■ **Exercise description**
Determine which lines of the records include the word "JSON", and copy them.

[Component data from apps and pages]
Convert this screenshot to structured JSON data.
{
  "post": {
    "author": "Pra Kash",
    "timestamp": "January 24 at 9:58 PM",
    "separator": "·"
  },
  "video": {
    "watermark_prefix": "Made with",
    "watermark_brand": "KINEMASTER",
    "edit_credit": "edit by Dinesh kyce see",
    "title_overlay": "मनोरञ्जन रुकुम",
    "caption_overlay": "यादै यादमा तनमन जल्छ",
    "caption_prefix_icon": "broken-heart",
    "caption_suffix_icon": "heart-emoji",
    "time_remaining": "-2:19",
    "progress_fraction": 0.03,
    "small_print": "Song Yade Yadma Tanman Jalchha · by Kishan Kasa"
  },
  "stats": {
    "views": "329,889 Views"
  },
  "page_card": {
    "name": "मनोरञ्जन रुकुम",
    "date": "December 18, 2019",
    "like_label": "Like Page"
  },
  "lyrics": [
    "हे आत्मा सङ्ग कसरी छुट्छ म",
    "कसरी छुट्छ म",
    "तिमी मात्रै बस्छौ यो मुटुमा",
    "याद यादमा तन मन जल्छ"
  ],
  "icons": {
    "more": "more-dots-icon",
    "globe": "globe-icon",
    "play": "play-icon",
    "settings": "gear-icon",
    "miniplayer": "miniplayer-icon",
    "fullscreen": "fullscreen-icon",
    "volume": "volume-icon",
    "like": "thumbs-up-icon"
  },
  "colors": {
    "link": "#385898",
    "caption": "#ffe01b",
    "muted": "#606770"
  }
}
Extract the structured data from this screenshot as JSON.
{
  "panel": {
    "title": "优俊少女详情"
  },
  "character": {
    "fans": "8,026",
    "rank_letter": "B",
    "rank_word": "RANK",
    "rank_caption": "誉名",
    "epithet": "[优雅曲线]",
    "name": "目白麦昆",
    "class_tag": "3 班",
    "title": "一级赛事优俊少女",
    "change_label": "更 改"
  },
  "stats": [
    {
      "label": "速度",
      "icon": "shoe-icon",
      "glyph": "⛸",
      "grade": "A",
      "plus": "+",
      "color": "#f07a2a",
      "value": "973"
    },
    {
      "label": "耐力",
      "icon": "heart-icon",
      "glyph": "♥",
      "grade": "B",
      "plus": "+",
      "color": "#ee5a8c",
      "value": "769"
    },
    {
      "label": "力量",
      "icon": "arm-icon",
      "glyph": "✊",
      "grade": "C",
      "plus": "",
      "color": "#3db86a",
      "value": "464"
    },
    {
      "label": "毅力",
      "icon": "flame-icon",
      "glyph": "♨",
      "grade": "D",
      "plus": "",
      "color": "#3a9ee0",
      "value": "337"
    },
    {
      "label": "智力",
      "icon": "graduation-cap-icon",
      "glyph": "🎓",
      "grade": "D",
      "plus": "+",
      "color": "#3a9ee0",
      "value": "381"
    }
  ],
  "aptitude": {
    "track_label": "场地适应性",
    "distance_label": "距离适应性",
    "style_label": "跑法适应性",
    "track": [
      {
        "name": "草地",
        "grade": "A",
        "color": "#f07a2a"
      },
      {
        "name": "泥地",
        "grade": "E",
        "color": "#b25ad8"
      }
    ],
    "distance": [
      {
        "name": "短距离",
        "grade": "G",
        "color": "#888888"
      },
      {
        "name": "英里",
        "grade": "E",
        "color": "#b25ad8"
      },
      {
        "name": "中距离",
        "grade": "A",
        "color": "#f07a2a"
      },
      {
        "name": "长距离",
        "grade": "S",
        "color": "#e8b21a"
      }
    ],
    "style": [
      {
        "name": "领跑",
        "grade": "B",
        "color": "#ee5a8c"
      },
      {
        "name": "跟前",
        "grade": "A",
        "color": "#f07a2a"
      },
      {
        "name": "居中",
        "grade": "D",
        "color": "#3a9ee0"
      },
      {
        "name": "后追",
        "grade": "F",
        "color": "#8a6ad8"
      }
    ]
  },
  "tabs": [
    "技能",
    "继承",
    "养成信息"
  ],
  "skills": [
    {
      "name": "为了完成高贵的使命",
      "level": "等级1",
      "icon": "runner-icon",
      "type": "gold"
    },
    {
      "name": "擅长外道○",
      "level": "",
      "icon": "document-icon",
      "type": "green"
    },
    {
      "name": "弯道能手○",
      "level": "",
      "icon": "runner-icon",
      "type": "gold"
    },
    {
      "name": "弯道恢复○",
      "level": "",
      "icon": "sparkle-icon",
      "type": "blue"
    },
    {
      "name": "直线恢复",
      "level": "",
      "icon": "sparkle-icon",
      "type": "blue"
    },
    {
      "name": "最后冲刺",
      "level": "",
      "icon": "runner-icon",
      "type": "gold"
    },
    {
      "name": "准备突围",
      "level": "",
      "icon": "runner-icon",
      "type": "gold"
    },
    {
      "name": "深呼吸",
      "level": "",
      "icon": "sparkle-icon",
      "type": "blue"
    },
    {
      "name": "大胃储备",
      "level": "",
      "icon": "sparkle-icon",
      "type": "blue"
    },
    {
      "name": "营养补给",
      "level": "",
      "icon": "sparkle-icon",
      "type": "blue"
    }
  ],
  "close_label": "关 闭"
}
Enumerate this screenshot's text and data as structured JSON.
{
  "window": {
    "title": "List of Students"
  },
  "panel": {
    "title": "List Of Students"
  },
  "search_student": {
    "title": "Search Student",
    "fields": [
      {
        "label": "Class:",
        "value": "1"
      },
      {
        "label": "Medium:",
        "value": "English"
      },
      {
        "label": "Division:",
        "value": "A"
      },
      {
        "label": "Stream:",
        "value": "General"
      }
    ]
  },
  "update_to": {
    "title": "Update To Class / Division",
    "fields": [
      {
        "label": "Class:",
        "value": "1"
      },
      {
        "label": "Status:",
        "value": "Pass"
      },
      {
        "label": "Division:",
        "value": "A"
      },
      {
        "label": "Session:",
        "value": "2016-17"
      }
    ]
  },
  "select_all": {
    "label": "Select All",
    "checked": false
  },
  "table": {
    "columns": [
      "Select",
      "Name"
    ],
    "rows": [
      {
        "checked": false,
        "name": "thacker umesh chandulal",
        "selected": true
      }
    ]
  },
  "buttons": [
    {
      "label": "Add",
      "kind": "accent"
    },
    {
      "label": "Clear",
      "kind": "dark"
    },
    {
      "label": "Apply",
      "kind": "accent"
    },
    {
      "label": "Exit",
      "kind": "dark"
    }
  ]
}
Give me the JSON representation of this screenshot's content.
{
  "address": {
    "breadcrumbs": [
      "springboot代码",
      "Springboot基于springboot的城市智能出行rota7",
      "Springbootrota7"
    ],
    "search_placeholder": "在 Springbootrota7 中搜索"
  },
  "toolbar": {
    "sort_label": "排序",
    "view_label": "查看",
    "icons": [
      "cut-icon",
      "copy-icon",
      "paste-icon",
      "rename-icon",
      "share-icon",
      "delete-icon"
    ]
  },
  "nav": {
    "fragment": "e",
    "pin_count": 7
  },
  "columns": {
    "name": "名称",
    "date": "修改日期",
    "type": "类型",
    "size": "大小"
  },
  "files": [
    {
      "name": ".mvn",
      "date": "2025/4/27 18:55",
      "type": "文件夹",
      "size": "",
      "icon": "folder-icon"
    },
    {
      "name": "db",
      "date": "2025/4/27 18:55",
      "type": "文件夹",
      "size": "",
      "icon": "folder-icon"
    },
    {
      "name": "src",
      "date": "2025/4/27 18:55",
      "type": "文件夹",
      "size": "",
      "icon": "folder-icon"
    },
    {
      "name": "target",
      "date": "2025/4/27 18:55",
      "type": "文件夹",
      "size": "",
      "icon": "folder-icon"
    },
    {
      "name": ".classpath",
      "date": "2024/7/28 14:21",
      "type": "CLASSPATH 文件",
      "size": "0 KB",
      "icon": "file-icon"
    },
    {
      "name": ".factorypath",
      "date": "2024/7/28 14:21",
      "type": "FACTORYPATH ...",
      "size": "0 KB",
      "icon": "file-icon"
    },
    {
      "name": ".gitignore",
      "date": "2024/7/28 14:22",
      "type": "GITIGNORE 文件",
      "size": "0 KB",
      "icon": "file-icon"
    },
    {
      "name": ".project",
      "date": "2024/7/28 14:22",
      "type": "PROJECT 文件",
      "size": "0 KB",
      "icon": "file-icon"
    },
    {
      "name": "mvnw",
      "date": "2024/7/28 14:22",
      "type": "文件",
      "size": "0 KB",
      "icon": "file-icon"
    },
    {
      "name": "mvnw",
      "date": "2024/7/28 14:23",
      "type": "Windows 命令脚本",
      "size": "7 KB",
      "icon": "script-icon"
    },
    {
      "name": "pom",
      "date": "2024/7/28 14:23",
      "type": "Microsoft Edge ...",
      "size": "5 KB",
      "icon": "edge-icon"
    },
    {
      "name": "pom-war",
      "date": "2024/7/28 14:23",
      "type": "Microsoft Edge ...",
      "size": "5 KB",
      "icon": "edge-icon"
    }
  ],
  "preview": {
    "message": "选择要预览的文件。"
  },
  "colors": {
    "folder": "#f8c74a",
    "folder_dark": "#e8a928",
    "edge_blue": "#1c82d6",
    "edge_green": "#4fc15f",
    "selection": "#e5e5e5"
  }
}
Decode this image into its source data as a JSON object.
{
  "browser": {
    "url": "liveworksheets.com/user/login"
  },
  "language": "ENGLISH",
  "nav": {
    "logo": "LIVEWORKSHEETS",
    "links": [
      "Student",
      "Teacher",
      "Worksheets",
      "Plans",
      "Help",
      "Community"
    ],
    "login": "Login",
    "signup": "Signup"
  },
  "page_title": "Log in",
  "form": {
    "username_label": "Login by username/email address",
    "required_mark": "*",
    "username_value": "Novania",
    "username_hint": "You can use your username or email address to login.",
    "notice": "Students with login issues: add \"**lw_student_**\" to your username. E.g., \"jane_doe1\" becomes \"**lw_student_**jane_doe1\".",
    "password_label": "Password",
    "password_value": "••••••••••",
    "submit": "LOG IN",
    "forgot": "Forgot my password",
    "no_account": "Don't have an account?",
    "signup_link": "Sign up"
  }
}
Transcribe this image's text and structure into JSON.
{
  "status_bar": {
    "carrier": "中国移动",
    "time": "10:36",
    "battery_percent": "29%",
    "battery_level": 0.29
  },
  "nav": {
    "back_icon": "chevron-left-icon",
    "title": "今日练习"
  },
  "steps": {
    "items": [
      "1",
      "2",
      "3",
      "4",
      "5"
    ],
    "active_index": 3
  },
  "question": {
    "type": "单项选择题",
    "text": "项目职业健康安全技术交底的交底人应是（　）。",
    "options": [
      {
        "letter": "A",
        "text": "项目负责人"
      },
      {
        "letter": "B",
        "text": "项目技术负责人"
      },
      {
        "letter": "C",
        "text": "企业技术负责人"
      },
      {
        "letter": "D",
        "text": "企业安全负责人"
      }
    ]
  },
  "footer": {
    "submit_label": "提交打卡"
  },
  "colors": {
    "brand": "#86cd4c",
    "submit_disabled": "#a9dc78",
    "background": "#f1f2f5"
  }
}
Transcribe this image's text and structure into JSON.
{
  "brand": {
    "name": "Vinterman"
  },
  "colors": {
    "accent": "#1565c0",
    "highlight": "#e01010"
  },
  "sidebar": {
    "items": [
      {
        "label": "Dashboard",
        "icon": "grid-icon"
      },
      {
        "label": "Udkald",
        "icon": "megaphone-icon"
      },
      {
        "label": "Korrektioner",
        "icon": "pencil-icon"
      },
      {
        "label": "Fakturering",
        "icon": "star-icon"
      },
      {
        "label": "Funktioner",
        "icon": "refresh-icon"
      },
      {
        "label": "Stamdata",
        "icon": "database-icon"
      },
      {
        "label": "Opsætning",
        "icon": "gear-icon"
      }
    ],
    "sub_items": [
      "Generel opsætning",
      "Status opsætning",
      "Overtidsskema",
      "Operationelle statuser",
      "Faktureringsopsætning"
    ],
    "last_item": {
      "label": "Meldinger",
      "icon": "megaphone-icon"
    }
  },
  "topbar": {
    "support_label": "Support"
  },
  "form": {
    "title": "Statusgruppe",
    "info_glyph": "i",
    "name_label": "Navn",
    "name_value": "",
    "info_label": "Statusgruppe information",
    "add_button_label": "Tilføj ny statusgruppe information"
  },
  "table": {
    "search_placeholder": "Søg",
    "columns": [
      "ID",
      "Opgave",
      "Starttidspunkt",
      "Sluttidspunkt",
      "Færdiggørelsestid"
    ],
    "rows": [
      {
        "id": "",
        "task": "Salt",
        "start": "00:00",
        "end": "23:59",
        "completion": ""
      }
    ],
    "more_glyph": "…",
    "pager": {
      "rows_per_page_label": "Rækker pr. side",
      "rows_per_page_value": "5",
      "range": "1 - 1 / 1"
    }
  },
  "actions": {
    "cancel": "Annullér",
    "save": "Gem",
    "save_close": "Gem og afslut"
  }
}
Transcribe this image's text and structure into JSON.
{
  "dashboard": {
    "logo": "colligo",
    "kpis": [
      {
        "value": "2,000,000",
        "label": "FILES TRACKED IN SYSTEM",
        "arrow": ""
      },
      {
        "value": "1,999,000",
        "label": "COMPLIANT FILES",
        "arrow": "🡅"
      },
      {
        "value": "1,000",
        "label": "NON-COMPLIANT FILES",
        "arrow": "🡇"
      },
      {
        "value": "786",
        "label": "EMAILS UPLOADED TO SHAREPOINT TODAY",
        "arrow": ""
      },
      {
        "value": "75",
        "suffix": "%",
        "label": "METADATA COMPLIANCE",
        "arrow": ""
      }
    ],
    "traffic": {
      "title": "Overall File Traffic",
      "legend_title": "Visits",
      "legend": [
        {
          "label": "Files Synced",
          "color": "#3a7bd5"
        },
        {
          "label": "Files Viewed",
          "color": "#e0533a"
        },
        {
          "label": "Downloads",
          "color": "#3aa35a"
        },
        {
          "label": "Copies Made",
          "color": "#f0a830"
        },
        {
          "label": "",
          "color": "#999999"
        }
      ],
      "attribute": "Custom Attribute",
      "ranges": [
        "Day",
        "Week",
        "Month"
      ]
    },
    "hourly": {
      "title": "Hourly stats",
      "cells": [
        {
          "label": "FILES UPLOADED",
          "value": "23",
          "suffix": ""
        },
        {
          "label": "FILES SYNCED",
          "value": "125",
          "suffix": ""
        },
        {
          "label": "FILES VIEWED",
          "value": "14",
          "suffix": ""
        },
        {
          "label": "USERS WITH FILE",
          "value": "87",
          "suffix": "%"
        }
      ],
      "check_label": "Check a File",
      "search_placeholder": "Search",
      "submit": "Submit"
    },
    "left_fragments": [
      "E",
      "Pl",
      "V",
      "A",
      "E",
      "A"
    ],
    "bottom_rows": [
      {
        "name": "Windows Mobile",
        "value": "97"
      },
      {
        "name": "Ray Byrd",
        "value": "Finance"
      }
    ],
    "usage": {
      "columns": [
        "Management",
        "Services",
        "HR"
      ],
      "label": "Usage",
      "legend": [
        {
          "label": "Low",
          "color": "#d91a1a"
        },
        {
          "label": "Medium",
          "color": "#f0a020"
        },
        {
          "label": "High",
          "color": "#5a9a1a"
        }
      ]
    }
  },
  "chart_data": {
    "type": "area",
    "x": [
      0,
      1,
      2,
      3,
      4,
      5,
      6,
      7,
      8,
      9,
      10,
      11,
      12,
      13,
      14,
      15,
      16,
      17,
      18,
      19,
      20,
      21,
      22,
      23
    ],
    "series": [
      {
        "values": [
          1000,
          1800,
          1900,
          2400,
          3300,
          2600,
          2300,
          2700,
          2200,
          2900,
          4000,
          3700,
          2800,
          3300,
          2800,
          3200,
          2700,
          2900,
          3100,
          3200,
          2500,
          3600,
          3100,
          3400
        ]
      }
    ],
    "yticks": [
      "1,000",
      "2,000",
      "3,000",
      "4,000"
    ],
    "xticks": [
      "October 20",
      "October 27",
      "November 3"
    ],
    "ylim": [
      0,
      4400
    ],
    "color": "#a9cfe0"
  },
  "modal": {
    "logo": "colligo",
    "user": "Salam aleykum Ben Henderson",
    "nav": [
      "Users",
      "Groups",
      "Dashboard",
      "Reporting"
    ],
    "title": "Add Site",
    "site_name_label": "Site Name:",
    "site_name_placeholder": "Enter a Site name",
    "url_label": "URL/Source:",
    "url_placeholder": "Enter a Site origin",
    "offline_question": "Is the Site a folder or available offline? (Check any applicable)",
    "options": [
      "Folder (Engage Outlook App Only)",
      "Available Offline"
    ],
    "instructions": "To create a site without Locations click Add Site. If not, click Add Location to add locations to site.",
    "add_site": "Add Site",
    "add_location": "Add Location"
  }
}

■ **Response to the exercise**
Convert this screenshot to structured JSON data.
Extract the structured data from this screenshot as JSON.
Enumerate this screenshot's text and data as structured JSON.
Give me the JSON representation of this screenshot's content.
Decode this image into its source data as a JSON object.
Transcribe this image's text and structure into JSON.
Transcribe this image's text and structure into JSON.
Transcribe this image's text and structure into JSON.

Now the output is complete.